The Toyota 4Runner has just been supersized — and not in a good way. Once a sharp-looking, highly capable, midsize off-roader, Toyota has morphed the 4Runner into a large, bland people-mover that is stylistically similar to its other cars. I think the 4Runner performs well in many categories. It is easy to drive, offers lots of cargo room, is comfortable and has a functional interior with easy-to-use chunky knobs and highly visible gauges. Even so, the new 4Runner has lost its rugged appeal. It is now just a mainstream Toyota. I miss the last-generation 4Runner. –Joe Chulick
The Toyota 4Runner is a thoroughly capable off-roader in the shape of a typical SUV, but it doesn't inspire me in the way a Toyota FJ Cruiser does. The FJ feels special and unique, while the 4Runner feels commonplace. As an unhappy compromise built on the platform of a true off-roader, the 4Runner is too softly sprung and has shock absorbers too gentle to ensure confidence when driven around town. Sure, it's bigger than an FJ Cruiser. You might even call it the minivan version of the ultimate off-roader. But don't you deserve a car that makes you feel special? One that seems like the perfect answer to whatever transportation question you're really asking? If so, then get an FJ Cruiser or some other SUV instead. –Paul Hagger
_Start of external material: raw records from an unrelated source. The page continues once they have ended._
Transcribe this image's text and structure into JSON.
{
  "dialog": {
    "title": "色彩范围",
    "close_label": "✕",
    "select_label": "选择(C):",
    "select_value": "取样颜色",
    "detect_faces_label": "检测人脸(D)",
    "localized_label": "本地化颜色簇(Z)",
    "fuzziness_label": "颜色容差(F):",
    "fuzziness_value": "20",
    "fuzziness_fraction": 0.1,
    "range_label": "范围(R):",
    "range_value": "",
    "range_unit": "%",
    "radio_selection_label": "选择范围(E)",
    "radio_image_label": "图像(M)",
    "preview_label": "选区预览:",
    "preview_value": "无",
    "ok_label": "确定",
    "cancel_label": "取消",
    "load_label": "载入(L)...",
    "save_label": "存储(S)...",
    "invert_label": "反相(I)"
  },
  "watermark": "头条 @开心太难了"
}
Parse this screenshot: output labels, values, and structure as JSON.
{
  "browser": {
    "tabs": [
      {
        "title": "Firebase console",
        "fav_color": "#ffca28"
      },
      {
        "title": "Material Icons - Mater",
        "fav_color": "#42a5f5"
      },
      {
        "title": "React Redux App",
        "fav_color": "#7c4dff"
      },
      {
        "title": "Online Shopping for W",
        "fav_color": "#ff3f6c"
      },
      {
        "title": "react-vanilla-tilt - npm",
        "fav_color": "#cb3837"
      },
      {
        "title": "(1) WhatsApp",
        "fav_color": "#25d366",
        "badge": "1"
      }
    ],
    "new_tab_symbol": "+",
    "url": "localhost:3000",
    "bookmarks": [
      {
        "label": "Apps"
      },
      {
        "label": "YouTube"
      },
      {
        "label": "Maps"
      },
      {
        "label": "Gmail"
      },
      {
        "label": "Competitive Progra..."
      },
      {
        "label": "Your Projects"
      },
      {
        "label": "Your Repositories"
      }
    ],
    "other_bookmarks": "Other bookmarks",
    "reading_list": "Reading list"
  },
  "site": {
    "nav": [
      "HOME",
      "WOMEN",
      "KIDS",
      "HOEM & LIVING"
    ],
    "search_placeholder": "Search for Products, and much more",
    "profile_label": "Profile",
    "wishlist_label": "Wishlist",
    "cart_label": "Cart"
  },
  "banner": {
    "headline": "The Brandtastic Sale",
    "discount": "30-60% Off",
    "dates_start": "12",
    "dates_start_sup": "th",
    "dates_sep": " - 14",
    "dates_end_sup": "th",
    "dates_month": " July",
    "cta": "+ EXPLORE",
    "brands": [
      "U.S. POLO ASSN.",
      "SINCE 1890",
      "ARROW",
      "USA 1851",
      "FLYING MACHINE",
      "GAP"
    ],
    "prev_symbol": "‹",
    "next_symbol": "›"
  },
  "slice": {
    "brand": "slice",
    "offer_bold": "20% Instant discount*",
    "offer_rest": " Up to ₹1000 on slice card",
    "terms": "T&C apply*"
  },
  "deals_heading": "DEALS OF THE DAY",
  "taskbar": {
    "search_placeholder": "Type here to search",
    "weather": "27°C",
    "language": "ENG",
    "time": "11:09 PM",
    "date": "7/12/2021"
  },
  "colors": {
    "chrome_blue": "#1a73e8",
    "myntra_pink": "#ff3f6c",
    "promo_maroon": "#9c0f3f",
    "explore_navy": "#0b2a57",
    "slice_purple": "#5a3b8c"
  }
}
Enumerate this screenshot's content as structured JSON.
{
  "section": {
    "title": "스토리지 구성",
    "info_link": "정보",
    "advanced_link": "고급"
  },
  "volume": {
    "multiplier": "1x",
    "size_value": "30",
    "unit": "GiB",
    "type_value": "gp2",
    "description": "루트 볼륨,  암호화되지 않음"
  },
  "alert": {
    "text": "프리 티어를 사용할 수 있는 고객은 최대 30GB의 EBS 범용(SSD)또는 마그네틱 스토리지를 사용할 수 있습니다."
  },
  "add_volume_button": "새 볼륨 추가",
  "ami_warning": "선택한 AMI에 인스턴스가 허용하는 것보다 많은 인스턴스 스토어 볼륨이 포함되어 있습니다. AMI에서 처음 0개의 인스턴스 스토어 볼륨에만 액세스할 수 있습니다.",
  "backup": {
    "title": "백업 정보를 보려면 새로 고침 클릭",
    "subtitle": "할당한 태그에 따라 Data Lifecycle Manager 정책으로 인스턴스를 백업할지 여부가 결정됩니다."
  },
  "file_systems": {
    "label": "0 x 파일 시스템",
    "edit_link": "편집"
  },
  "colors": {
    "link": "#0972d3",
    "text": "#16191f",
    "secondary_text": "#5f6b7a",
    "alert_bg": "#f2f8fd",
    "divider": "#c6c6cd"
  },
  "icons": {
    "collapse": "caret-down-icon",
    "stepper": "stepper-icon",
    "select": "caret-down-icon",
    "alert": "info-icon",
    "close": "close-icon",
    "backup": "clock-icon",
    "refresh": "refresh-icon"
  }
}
As the SUV market becomes heavy with crossovers, the 4Runner remains one of the last truck-based sport utes on the market. Toyota gave the 4Runner a makeover for 2010, and its new look takes some getting used to. It's shaped like the company's larger Land Cruiser, which is fine for the Land Cruiser. But the big-box design seems odd on the narrower 4Runner. Inside, however, the 4Runner looks good, with a spacious rear seat and plenty of cargo space. With high ground clearance and a sophisticated 4-wheel-drive system, the 4Runner is capable over the toughest terrain. The off-road ride is good, handling rough surfaces without being too jarring. Unfortunately, the soft suspension that absorbs bumps so well off-road makes for a spongy ride on pavement. Power is good and acceleration is impressive, and fuel economy in the mid-20s on the highway isn't bad. The 4Runner is a great choice if you have plans for off-road excursions, but if you're just looking for space for the family and all-wheel drive, a crossover may be a better choice. –Perry Stern